EXERCISE INSTRUCTIONS: Search the listing below for "text". Copy each matching line.

DATA:
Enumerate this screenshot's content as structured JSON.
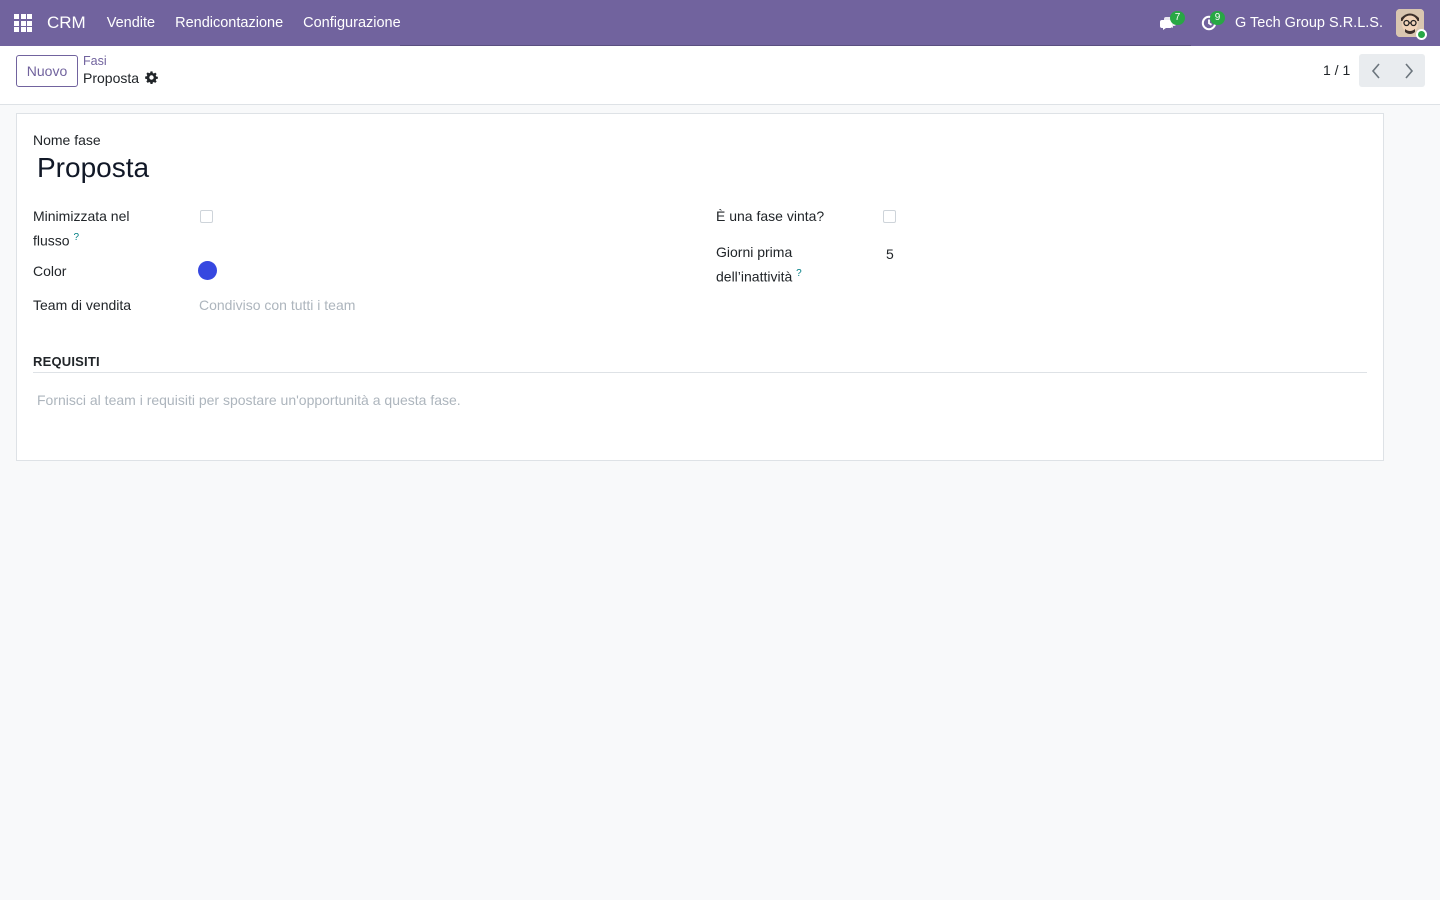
{
  "navbar": {
    "app_name": "CRM",
    "menu": [
      "Vendite",
      "Rendicontazione",
      "Configurazione"
    ],
    "messages_count": "7",
    "activities_count": "9",
    "company": "G Tech Group S.R.L.S.",
    "bg_color": "#71639e"
  },
  "control": {
    "new_label": "Nuovo",
    "breadcrumb_parent": "Fasi",
    "breadcrumb_current": "Proposta",
    "pager_value": "1 / 1"
  },
  "form": {
    "name_label": "Nome fase",
    "name_value": "Proposta",
    "folded_label": "Minimizzata nel flusso",
    "folded_label_line1": "Minimizzata nel",
    "folded_label_line2": "flusso",
    "folded_checked": false,
    "color_label": "Color",
    "color_value": "#3647e0",
    "team_label": "Team di vendita",
    "team_placeholder": "Condiviso con tutti i team",
    "won_label": "È una fase vinta?",
    "won_checked": false,
    "rotting_label_line1": "Giorni prima",
    "rotting_label_line2": "dell’inattività",
    "rotting_value": "5",
    "tooltip_mark": "?",
    "requirements_title": "REQUISITI",
    "requirements_placeholder": "Fornisci al team i requisiti per spostare un'opportunità a questa fase."
  }
}
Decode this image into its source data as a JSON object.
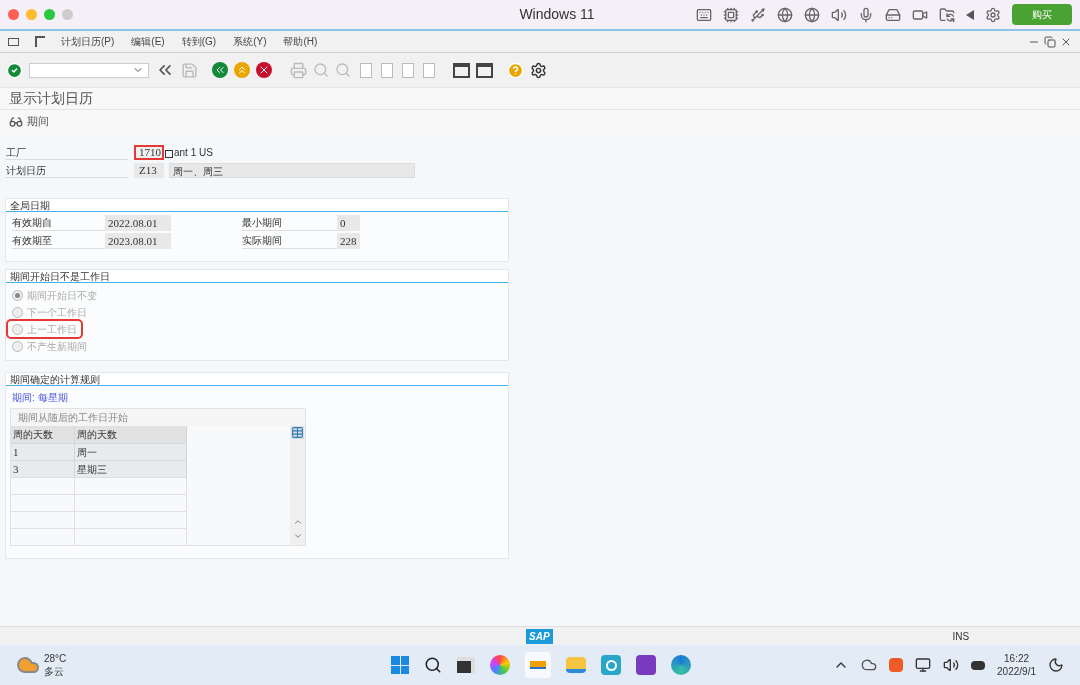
{
  "window": {
    "title": "Windows 11",
    "buy_button": "购买"
  },
  "menu": [
    {
      "label": "计划日历(P)"
    },
    {
      "label": "编辑(E)"
    },
    {
      "label": "转到(G)"
    },
    {
      "label": "系统(Y)"
    },
    {
      "label": "帮助(H)"
    }
  ],
  "screen_title": "显示计划日历",
  "subtoolbar": {
    "label": "期间"
  },
  "header": [
    {
      "label": "工厂",
      "value": "1710",
      "focused": true,
      "description": "ant 1 US"
    },
    {
      "label": "计划日历",
      "value": "Z13",
      "focused": false,
      "description": "周一、周三"
    }
  ],
  "global_dates": {
    "title": "全局日期",
    "fields": [
      {
        "label": "有效期自",
        "value": "2022.08.01"
      },
      {
        "label": "最小期间",
        "value": "0"
      },
      {
        "label": "有效期至",
        "value": "2023.08.01"
      },
      {
        "label": "实际期间",
        "value": "228"
      }
    ]
  },
  "start_not_workday": {
    "title": "期间开始日不是工作日",
    "options": [
      {
        "label": "期间开始日不变",
        "selected": true,
        "disabled": true,
        "highlighted": false
      },
      {
        "label": "下一个工作日",
        "selected": false,
        "disabled": true,
        "highlighted": false
      },
      {
        "label": "上一工作日",
        "selected": false,
        "disabled": true,
        "highlighted": true
      },
      {
        "label": "不产生新期间",
        "selected": false,
        "disabled": true,
        "highlighted": false
      }
    ]
  },
  "rules": {
    "title": "期间确定的计算规则",
    "period": "期间: 每星期",
    "table": {
      "title": "期间从随后的工作日开始",
      "columns": [
        "周的天数",
        "周的天数"
      ],
      "rows": [
        [
          "1",
          "周一"
        ],
        [
          "3",
          "星期三"
        ]
      ]
    }
  },
  "status_bar": {
    "logo": "SAP",
    "mode": "INS"
  },
  "taskbar": {
    "temperature": "28°C",
    "weather": "多云",
    "time": "16:22",
    "date": "2022/9/1"
  }
}
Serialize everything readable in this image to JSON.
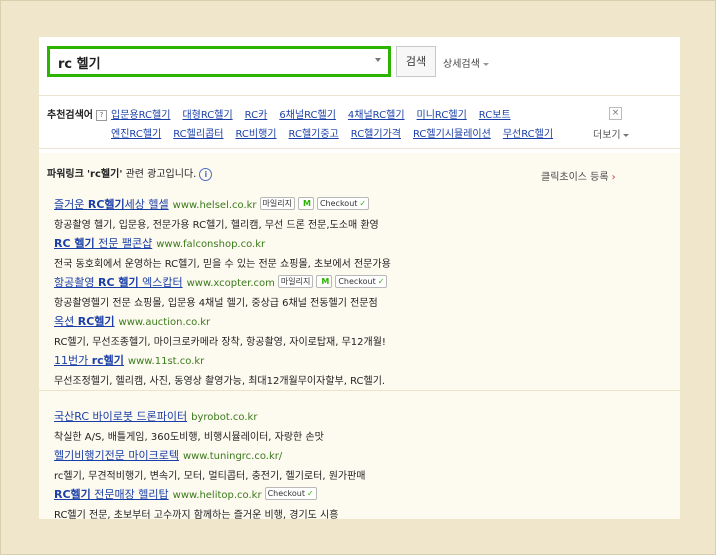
{
  "search": {
    "query": "rc 헬기",
    "button_label": "검색",
    "advanced_label": "상세검색"
  },
  "recommend": {
    "label": "추천검색어",
    "help": "?",
    "row1": [
      "입문용RC헬기",
      "대형RC헬기",
      "RC카",
      "6채널RC헬기",
      "4채널RC헬기",
      "미니RC헬기",
      "RC보트"
    ],
    "row2": [
      "엔진RC헬기",
      "RC헬리콥터",
      "RC비행기",
      "RC헬기중고",
      "RC헬기가격",
      "RC헬기시뮬레이션",
      "무선RC헬기"
    ],
    "close": "×",
    "more_label": "더보기"
  },
  "powerlink": {
    "title": "파워링크",
    "query_quoted": "'rc헬기'",
    "suffix": " 관련 광고입니다.",
    "info": "i",
    "register_label": "클릭초이스 등록",
    "register_arrow": "›"
  },
  "badges": {
    "mileage": "마일리지",
    "mileage_mark": "M",
    "checkout": "Checkout"
  },
  "ads": [
    {
      "title_pre": "즐거운 ",
      "title_bold": "RC헬기",
      "title_post": "세상 헬셀",
      "url": "www.helsel.co.kr",
      "desc": "항공촬영 헬기, 입문용, 전문가용 RC헬기, 헬리캠, 무선 드론 전문,도소매 환영"
    },
    {
      "title_pre": "",
      "title_bold": "RC 헬기",
      "title_post": " 전문 팰콘샵",
      "url": "www.falconshop.co.kr",
      "desc": "전국 동호회에서 운영하는 RC헬기, 믿을 수 있는 전문 쇼핑몰, 초보에서 전문가용"
    },
    {
      "title_pre": "항공촬영 ",
      "title_bold": "RC 헬기",
      "title_post": " 엑스캅터",
      "url": "www.xcopter.com",
      "desc": "항공촬영헬기 전문 쇼핑몰, 입문용 4채널 헬기, 중상급 6채널 전동헬기 전문점"
    },
    {
      "title_pre": "옥션 ",
      "title_bold": "RC헬기",
      "title_post": "",
      "url": "www.auction.co.kr",
      "desc": "RC헬기, 무선조종헬기, 마이크로카메라 장착, 항공촬영, 자이로탑재, 무12개월!"
    },
    {
      "title_pre": "11번가 ",
      "title_bold": "rc헬기",
      "title_post": "",
      "url": "www.11st.co.kr",
      "desc": "무선조정헬기, 헬리캠, 사진, 동영상 촬영가능, 최대12개월무이자할부, RC헬기."
    },
    {
      "title_pre": "국산RC 바이로봇 드론파이터",
      "title_bold": "",
      "title_post": "",
      "url": "byrobot.co.kr",
      "desc": "착실한 A/S, 배틀게임, 360도비행, 비행시뮬레이터, 자랑한 손맛"
    },
    {
      "title_pre": "헬기비행기전문 마이크로텍",
      "title_bold": "",
      "title_post": "",
      "url": "www.tuningrc.co.kr/",
      "desc": "rc헬기, 무견적비행기, 변속기, 모터, 멀티콥터, 충전기, 헬기로터, 원가판매"
    },
    {
      "title_pre": "",
      "title_bold": "RC헬기",
      "title_post": " 전문매장 헬리탑",
      "url": "www.helitop.co.kr",
      "desc": "RC헬기 전문, 초보부터 고수까지 함께하는 즐거운 비행, 경기도 시흥"
    }
  ]
}
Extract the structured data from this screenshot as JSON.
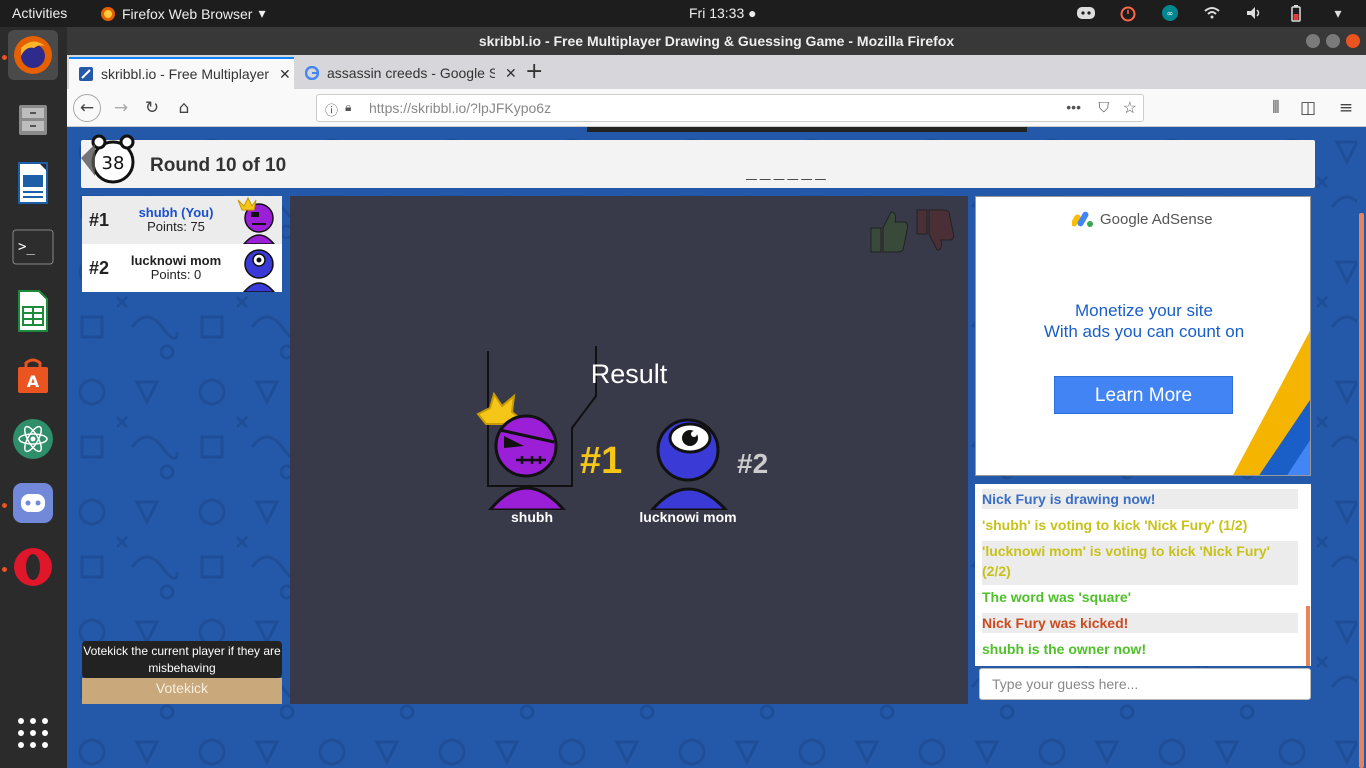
{
  "topbar": {
    "activities": "Activities",
    "app_name": "Firefox Web Browser",
    "clock": "Fri 13:33 ●"
  },
  "window": {
    "title": "skribbl.io - Free Multiplayer Drawing & Guessing Game - Mozilla Firefox"
  },
  "tabs": [
    {
      "label": "skribbl.io - Free Multiplayer",
      "active": true
    },
    {
      "label": "assassin creeds - Google Search",
      "active": false
    }
  ],
  "url": {
    "base": "https://skribbl.io/",
    "path": "?lpJFKypo6z"
  },
  "game": {
    "round_title": "Round 10 of 10",
    "word_hint": "______",
    "players": [
      {
        "rank": "#1",
        "name": "shubh (You)",
        "points": "Points: 75",
        "color": "#9b1fd6",
        "name_color": "#1a4fcf"
      },
      {
        "rank": "#2",
        "name": "lucknowi mom",
        "points": "Points: 0",
        "color": "#3a3ad6",
        "name_color": "#222222"
      }
    ],
    "votekick_tooltip": "Votekick the current player if they are misbehaving",
    "votekick_label": "Votekick",
    "result": {
      "title": "Result",
      "first_rank": "#1",
      "first_name": "shubh",
      "second_rank": "#2",
      "second_name": "lucknowi mom"
    }
  },
  "ad": {
    "brand": "Google AdSense",
    "line1": "Monetize your site",
    "line2": "With ads you can count on",
    "cta": "Learn More"
  },
  "chat": {
    "messages": [
      {
        "text": "Nick Fury is drawing now!",
        "color": "#3a6fc4"
      },
      {
        "text": "'shubh' is voting to kick 'Nick Fury' (1/2)",
        "color": "#c8c21a"
      },
      {
        "text": "'lucknowi mom' is voting to kick 'Nick Fury' (2/2)",
        "color": "#c8c21a"
      },
      {
        "text": "The word was 'square'",
        "color": "#4fbf2a"
      },
      {
        "text": "Nick Fury was kicked!",
        "color": "#cc4a1f"
      },
      {
        "text": "shubh is the owner now!",
        "color": "#4fbf2a"
      }
    ],
    "input_placeholder": "Type your guess here..."
  },
  "colors": {
    "accent_gold": "#f5c518",
    "background_blue": "#2458a8",
    "ubuntu_orange": "#e95420"
  }
}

EXERCISE RESPONSE:
        "text": "Nick Fury is drawing now!",
        "text": "'shubh' is voting to kick 'Nick Fury' (1/2)",
        "text": "'lucknowi mom' is voting to kick 'Nick Fury' (2/2)",
        "text": "The word was 'square'",
        "text": "Nick Fury was kicked!",
        "text": "shubh is the owner now!",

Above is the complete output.